[Opening Record extracts section]

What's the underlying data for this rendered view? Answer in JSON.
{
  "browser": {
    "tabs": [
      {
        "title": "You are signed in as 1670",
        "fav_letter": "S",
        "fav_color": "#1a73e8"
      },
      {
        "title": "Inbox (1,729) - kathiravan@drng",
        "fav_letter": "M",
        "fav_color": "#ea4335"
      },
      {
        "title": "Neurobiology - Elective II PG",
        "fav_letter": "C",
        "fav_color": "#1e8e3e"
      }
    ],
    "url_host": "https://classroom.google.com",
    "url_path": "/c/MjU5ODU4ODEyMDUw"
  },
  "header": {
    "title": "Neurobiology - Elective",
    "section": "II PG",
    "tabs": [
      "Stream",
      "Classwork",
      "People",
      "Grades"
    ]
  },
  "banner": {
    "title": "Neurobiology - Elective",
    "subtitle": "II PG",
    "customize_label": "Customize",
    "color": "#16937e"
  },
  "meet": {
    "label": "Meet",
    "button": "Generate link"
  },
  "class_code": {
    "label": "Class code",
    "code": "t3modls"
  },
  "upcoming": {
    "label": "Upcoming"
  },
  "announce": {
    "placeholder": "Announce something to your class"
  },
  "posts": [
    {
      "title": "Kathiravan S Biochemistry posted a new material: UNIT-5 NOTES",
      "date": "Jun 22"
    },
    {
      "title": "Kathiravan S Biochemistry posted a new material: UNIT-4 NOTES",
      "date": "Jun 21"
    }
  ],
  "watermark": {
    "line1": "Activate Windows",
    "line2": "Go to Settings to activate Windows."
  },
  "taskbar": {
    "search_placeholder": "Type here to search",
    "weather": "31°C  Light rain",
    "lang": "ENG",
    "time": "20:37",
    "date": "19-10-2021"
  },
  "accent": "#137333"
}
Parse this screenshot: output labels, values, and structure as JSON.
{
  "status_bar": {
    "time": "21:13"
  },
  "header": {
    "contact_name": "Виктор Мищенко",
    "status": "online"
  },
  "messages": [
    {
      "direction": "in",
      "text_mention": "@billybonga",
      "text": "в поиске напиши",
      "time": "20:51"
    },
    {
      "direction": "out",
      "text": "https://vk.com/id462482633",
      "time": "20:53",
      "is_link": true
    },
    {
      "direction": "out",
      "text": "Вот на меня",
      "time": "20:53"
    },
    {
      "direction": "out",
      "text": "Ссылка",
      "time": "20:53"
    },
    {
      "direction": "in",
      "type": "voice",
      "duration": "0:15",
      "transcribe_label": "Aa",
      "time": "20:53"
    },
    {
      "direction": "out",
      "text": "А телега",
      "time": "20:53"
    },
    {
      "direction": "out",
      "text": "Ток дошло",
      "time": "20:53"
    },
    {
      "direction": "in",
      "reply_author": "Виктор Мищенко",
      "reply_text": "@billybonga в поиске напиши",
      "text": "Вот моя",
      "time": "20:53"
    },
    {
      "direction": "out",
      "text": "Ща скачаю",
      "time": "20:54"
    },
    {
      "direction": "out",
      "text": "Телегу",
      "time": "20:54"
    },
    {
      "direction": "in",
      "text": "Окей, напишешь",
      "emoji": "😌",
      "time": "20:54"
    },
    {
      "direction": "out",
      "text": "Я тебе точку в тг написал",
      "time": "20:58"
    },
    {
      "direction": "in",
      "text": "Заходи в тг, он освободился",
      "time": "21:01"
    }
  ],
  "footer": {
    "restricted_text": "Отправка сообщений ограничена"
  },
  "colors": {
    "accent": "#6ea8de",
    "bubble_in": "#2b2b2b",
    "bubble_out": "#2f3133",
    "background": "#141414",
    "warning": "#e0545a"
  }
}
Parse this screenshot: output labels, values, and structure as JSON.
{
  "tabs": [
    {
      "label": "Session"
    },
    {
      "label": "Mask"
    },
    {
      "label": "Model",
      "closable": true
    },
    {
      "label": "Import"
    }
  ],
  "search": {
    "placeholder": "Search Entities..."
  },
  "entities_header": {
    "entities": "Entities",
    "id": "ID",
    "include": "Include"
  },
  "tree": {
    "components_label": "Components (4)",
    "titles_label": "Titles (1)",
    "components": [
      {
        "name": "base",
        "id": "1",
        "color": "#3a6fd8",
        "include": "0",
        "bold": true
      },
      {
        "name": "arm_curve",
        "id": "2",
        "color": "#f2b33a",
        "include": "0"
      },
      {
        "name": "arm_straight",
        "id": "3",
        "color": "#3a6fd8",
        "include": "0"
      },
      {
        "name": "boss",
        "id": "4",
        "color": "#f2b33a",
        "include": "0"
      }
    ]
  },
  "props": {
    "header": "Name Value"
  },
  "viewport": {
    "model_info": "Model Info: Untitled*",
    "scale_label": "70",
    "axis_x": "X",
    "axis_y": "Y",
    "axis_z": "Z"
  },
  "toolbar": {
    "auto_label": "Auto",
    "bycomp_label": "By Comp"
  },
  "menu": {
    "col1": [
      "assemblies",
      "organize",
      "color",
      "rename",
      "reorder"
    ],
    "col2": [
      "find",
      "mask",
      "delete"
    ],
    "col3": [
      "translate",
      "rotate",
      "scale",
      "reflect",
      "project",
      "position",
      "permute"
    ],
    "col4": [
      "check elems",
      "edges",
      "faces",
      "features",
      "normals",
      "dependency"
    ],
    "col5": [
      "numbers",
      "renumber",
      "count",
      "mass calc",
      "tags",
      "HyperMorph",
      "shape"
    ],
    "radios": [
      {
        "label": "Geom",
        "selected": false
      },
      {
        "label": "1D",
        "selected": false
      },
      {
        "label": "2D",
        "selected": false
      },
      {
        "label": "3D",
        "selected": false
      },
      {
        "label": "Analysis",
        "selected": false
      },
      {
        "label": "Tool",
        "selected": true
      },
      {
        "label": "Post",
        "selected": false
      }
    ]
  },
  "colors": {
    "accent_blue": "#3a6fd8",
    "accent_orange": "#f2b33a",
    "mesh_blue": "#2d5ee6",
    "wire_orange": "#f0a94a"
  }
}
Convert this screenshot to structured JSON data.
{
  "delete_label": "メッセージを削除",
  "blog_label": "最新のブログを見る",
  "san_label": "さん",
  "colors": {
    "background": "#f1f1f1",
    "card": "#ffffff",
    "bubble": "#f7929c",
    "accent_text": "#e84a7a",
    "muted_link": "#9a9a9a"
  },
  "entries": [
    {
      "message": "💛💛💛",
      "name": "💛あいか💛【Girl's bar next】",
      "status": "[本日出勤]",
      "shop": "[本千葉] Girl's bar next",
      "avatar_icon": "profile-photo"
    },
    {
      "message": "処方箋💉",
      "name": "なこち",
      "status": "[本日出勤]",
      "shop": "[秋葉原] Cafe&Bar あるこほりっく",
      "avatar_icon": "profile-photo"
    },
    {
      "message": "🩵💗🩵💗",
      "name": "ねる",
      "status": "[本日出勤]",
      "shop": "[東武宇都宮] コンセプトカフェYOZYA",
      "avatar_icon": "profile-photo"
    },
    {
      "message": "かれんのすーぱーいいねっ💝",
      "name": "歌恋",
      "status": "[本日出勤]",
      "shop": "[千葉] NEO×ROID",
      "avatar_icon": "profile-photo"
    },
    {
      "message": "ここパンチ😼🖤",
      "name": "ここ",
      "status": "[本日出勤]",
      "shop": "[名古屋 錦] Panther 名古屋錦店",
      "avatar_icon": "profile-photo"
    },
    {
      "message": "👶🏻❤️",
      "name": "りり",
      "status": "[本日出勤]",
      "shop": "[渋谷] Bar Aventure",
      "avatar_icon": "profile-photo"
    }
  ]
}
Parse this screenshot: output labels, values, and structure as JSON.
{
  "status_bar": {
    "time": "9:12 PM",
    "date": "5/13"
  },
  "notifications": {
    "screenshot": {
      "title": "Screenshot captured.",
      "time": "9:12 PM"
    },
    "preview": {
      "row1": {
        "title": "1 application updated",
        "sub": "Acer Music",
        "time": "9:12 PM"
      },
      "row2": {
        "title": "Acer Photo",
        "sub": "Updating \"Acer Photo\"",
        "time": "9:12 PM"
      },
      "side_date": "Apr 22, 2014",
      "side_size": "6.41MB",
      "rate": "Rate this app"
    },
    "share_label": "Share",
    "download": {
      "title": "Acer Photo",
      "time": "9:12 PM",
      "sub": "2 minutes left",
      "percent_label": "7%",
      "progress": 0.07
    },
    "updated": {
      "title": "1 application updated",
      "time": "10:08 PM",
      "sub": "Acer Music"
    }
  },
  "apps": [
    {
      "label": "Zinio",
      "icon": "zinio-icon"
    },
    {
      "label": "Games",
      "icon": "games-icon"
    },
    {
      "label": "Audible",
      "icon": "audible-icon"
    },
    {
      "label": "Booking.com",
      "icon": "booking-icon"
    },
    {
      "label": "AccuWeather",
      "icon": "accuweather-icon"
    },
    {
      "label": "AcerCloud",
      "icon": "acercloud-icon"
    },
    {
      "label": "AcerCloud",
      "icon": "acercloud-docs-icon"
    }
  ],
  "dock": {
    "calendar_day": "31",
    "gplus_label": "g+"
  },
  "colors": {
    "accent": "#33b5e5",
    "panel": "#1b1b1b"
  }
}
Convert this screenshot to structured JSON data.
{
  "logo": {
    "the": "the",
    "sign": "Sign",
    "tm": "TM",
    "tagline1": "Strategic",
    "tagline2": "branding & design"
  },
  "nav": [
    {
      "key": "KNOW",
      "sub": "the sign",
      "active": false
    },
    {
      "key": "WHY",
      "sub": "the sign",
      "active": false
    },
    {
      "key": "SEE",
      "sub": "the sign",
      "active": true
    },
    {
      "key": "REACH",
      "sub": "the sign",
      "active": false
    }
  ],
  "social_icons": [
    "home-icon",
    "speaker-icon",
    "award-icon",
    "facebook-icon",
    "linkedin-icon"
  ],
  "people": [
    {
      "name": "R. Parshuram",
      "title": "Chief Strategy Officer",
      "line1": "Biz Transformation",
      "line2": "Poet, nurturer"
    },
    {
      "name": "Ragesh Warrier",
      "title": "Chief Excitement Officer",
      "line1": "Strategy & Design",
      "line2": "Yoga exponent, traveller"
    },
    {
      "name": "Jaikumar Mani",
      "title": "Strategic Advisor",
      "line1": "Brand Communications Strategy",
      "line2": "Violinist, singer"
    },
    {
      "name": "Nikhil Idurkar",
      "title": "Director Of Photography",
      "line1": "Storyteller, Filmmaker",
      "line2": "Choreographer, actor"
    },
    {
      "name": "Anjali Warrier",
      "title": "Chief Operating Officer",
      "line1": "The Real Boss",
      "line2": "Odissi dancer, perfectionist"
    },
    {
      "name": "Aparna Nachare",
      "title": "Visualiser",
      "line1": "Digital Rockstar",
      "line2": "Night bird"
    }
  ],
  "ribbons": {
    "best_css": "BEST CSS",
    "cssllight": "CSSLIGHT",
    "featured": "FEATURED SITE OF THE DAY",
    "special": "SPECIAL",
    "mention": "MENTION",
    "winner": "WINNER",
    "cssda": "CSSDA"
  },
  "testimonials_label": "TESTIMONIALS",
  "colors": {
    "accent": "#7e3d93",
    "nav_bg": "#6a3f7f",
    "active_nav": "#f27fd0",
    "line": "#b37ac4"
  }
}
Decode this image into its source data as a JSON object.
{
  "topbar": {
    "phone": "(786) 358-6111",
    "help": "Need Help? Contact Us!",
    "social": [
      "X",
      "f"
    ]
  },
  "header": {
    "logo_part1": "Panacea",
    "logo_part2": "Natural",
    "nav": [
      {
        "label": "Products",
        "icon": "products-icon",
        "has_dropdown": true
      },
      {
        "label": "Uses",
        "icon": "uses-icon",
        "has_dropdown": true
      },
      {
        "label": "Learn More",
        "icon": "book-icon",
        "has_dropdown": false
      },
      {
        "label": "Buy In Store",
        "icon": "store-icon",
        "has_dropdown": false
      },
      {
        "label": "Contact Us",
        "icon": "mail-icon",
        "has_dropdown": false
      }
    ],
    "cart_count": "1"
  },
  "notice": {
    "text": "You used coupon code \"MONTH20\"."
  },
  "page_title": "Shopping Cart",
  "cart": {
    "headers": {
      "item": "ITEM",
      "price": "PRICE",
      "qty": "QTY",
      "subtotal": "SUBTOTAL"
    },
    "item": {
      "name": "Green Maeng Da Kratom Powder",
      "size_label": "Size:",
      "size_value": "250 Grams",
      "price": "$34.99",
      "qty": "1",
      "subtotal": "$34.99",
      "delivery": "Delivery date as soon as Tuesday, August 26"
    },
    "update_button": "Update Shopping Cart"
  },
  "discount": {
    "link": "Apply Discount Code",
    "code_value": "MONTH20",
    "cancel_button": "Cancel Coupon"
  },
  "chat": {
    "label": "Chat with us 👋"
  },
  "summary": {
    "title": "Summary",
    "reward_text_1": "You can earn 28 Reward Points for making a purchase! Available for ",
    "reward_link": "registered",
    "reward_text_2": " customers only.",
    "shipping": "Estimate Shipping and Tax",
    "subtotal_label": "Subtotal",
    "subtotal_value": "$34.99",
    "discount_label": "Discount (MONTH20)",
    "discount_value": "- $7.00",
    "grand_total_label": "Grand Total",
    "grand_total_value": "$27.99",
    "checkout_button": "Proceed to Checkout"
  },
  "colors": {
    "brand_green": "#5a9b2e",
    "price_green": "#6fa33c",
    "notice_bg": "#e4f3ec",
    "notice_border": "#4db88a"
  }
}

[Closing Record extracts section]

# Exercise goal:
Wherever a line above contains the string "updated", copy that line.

# Reply to the exercise:
        "title": "1 application updated",
    "updated": {
      "title": "1 application updated",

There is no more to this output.